Friday, 29 September 2017

Visiting Washington, DC

Things we learned and some suggestions about the US national capital:

1. A bus tour helps to get orientated: the red bus tour was our choice because we liked the open top - it was very good, if a little grid-locked on Friday. Monday was better. There are two other touring companies; they all seem to overlap - be ready for glorification of wars and lots of statues of dead white men. Martin Luther King is given a token location - his feet are still encased in stone, unsculpted, because "his work was unfinished".  (Alert: segregation in tourism can be seen here as the whites went to Roosevelt and Moslem/black tourists could be found at MLK.)

2. The city is clean - perhaps the cleanest city that I've ever visited. There are re-cycling bins everywhere but it is not clear whether people understand the purpose of separating garbage.

3. Food is expensive. We bought groceries for our breakfasts and snacks - cheese, crackers, fruit, cereal, milk, tea and coffee. $2.90 for two quarts of milk, $1.20 for a banana - US funds. 
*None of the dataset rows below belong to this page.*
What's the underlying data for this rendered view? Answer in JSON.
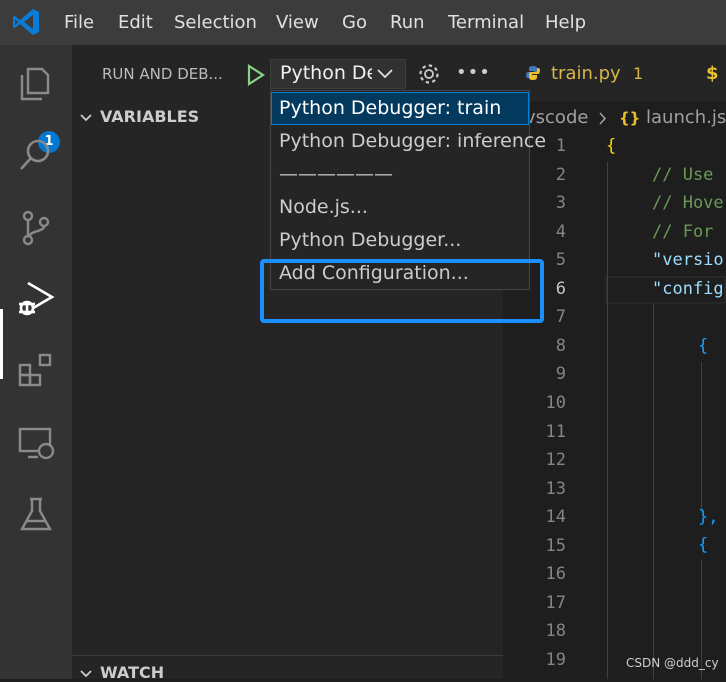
{
  "menu": [
    "File",
    "Edit",
    "Selection",
    "View",
    "Go",
    "Run",
    "Terminal",
    "Help"
  ],
  "activity": {
    "explorer_badge": "1"
  },
  "sidebar": {
    "title": "RUN AND DEB...",
    "config_selected": "Python De",
    "sections": {
      "variables": "VARIABLES",
      "watch": "WATCH"
    }
  },
  "dropdown": {
    "items": [
      "Python Debugger: train",
      "Python Debugger: inference",
      "——————",
      "Node.js...",
      "Python Debugger...",
      "Add Configuration..."
    ]
  },
  "editor": {
    "tabs": [
      {
        "label": "train.py",
        "badge": "1"
      },
      {
        "label": "$"
      }
    ],
    "breadcrumb": {
      "folder": "vscode",
      "file": "launch.json"
    },
    "line_numbers": [
      "1",
      "2",
      "3",
      "4",
      "5",
      "6",
      "7",
      "8",
      "9",
      "10",
      "11",
      "12",
      "13",
      "14",
      "15",
      "16",
      "17",
      "18",
      "19"
    ],
    "lines": {
      "l1": "{",
      "l2": "// Use",
      "l3": "// Hove",
      "l4": "// For",
      "l5": "\"versio",
      "l6": "\"config",
      "l8": "{",
      "l14": "},",
      "l15": "{"
    }
  },
  "watermark": "CSDN @ddd_cy",
  "colors": {
    "accent": "#007fd4",
    "highlight": "#1c8fff",
    "badge": "#0078d4",
    "string": "#9cdcfe",
    "comment": "#6a9955",
    "bracket_gold": "#ffd700",
    "bracket_blue": "#179fff"
  }
}
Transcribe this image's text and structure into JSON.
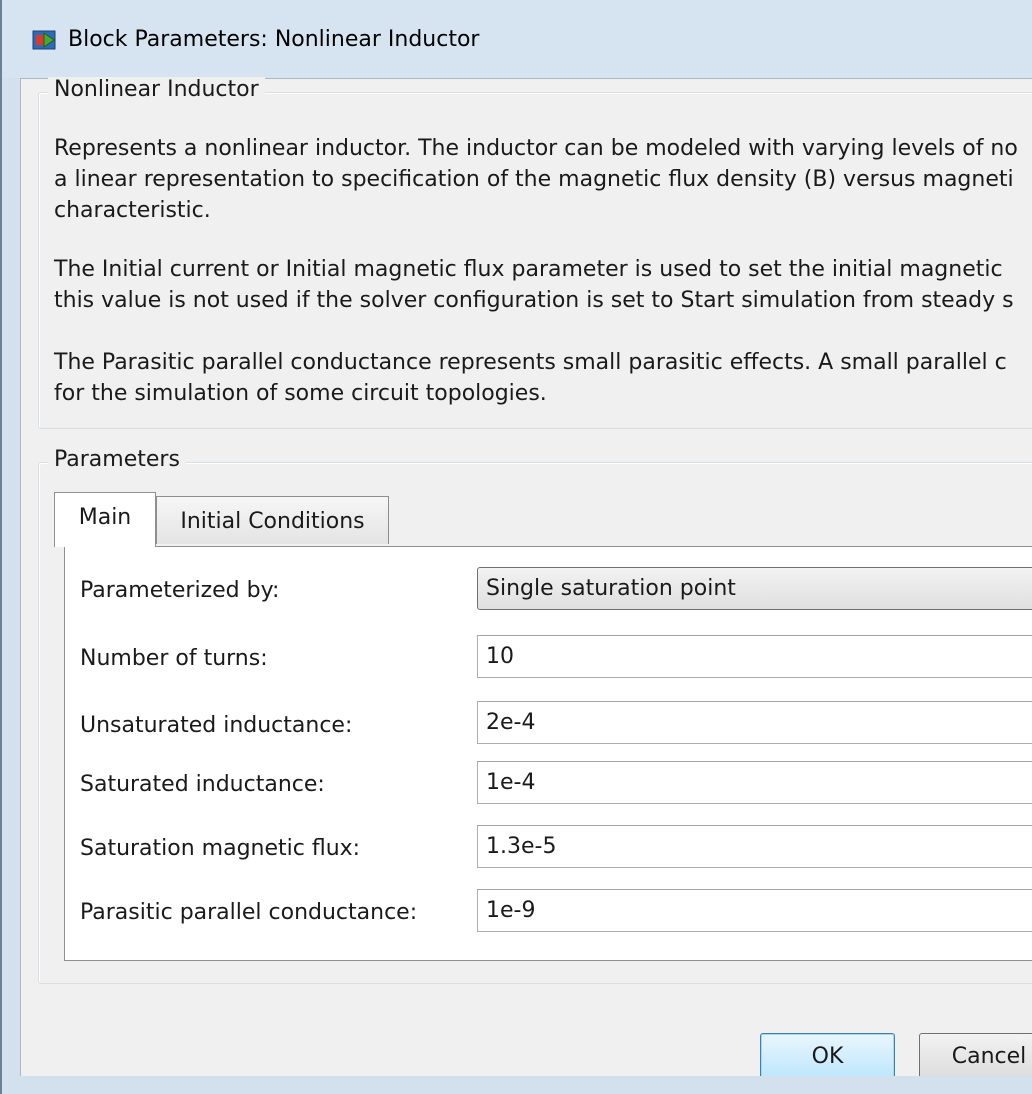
{
  "window": {
    "title": "Block Parameters: Nonlinear Inductor"
  },
  "description_group": {
    "title": "Nonlinear Inductor",
    "paragraphs": [
      [
        "Represents a nonlinear inductor. The inductor can be modeled with varying levels of no",
        "a linear representation to specification of the magnetic flux density (B) versus magneti",
        "characteristic."
      ],
      [
        "The Initial current or Initial magnetic flux parameter is used to set the initial magnetic",
        "this value is not used if the solver configuration is set to Start simulation from steady s"
      ],
      [
        "The Parasitic parallel conductance represents small parasitic effects. A small parallel c",
        "for the simulation of some circuit topologies."
      ]
    ]
  },
  "parameters_group": {
    "title": "Parameters",
    "tabs": [
      {
        "label": "Main",
        "selected": true
      },
      {
        "label": "Initial Conditions",
        "selected": false
      }
    ],
    "fields": [
      {
        "label": "Parameterized by:",
        "value": "Single saturation point",
        "type": "select"
      },
      {
        "label": "Number of turns:",
        "value": "10",
        "type": "text"
      },
      {
        "label": "Unsaturated inductance:",
        "value": "2e-4",
        "type": "text"
      },
      {
        "label": "Saturated inductance:",
        "value": "1e-4",
        "type": "text"
      },
      {
        "label": "Saturation magnetic flux:",
        "value": "1.3e-5",
        "type": "text"
      },
      {
        "label": "Parasitic parallel conductance:",
        "value": "1e-9",
        "type": "text"
      }
    ]
  },
  "buttons": {
    "ok": "OK",
    "cancel": "Cancel"
  },
  "colors": {
    "frame": "#d3e1ef",
    "client_background": "#f0f0f0",
    "ok_button_border": "#3c7fb1"
  },
  "icons": {
    "app": "simulink-block-icon"
  }
}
4. Public bus and metro service is excellent! The drivers and metro service managers were very pleasant and helpful. For seniors, $1 a ride practically anywhere; everyone else $2. If we went back, we would purchase a "smartride" card which is needed for transfers - over two hours. Eating out? Expect a minimum of $15 for a salad or a sandwich. Our best deal was the American University cafeteria where that same $15 got an all-you-can-eat buffet. The menu at the German restaurant around the corner from our Airbnb listed meals at $48.

5. Smithsonian museums and galleries are free - we went to the National Arboretum (and rose garden), the National Museum of the American Indian, the National Cathedral (not free), the National Art Gallery and especially the National Museum of African American History. (Tickets for the last one are on line about four months in advance of the visit, daily tickets go up at 6:30 am - our choice - or you can stand in line at 1:00 pm.) (It was warm outside and the air conditioning was fierce - we carried extra clothes.)

6. There are lots of demonstrations and a few vigils. We went to the demonstration for health care; an experience in sharing just a little in the US underbelly with lots and lots of police presence. We saw the vigil against torture (and Guantanamo) from the bus. Probably best to leave before arrests start unless you are rich or famous enough to get media attention.

We were blessed with fantastic weather and would easily go again!